For the north transect elevation ranged from 0.38 to 2.47 m (Fig. 1). The highest point was the primary dune on the ocean side of the island, while the lowest was near the jeep trail on the bay side of the island. The range for the middle transect was from 0.41 m to 1.72 m (Fig. 1). The highest point was in the center of the island while the lowest was in the marsh. Range for the southern transect was 0.24 m to 1.87 m (Fig. 1). Again, the highest point was in the center of the island, while the lowest was in the marsh. Depth to groundwater was also variable. For the south transect median depth was -0.55 m (Fig. 1). For the middle transect the median depth was -0.65 m (Fig. 1). The most pronounced variation in depth to ground water was found on the north transect, the median depth was -0.55 m (Fig. 1). In May there was standing water at 5 of the well sites, while in August there was no standing water along the transect. At the well sites located in the shrub thickets, there was a 0.5 m increase in depth between the May and September sampling. The variation in ground water salinity was also the greatest along the northern transect (Fig. 2). The maximum range in salinity of 0 to 15 ppt. The highest level was observed in the two ponds in the center of the island. There was little variability in the groundwater salinity for the middle transect with the exception of the wells in the marsh (Fig. 2). The maximum range was 0 to 17 ppt. For the south transect the range in salinity was 0 to 22 ppt (Fig. 2). As shallow roots may be more influenced by soil salinity than ground water salinity, we quantified soil chloride content across the transects. For all three transects the minimum chloride level was around 5 g.g-1 (Fig. 3) . While the highest nearly 9000 g.g-1. The highest values observed in the marsh and for the north transect in the beds of the dried up ponds. Soil chloride contents were also determined for samples from the rhizospheres of J. virginiana. These values ranged from 11 to about 12,000 g.g-1 with a median of 54.2 g.g-1 . Over 60% of the sites sampled on all three transects had chloride levels that exceeded the median value observed from the J. virginiana rhizospheres. In a comparison to woody species previously studied on Hog Island, we found that salinity tolerance of J. virginiana was intermediate to the halophyte Iva fructescens and the gylcophytes Baccharis halimifolia and Myrica cerifera.

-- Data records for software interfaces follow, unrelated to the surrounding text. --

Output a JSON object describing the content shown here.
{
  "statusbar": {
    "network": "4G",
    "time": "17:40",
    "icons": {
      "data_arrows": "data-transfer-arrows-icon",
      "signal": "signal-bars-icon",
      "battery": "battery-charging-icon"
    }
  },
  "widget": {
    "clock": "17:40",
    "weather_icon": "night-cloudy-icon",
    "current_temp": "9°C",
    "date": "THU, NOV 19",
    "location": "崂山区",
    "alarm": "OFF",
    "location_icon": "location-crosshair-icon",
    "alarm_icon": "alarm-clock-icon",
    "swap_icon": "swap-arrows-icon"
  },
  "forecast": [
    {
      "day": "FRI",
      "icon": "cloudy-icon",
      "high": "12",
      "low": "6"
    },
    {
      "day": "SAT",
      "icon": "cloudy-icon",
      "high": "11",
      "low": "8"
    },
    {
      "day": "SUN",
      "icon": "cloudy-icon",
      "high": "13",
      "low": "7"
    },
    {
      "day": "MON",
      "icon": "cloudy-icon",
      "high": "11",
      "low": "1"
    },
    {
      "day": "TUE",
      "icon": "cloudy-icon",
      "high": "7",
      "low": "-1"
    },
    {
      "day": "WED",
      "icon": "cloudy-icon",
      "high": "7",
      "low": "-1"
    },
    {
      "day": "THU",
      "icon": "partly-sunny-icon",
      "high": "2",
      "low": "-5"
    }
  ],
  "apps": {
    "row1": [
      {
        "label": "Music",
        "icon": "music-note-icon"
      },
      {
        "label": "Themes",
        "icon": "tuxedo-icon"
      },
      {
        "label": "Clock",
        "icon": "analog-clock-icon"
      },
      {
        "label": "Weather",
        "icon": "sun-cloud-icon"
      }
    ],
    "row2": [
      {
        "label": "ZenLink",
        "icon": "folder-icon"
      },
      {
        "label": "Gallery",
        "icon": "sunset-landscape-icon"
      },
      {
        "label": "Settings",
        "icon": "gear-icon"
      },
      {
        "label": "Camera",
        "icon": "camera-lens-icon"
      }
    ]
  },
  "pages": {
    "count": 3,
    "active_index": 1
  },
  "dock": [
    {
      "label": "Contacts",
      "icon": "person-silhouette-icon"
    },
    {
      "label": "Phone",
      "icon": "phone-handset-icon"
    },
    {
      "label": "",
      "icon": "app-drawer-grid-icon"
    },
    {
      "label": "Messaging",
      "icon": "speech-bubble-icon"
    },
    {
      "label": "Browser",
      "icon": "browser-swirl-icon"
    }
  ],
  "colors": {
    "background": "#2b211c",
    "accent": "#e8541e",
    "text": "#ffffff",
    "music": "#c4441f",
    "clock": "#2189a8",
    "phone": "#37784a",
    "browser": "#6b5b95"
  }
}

Results from laboratory studies on the salinity response, in conjuction with the findings from the field, indicate that the potential distribution of J. virginiana could cover most of Hog Island. Factors other than salinity are influencing the small-scale distribution patterns currently observed.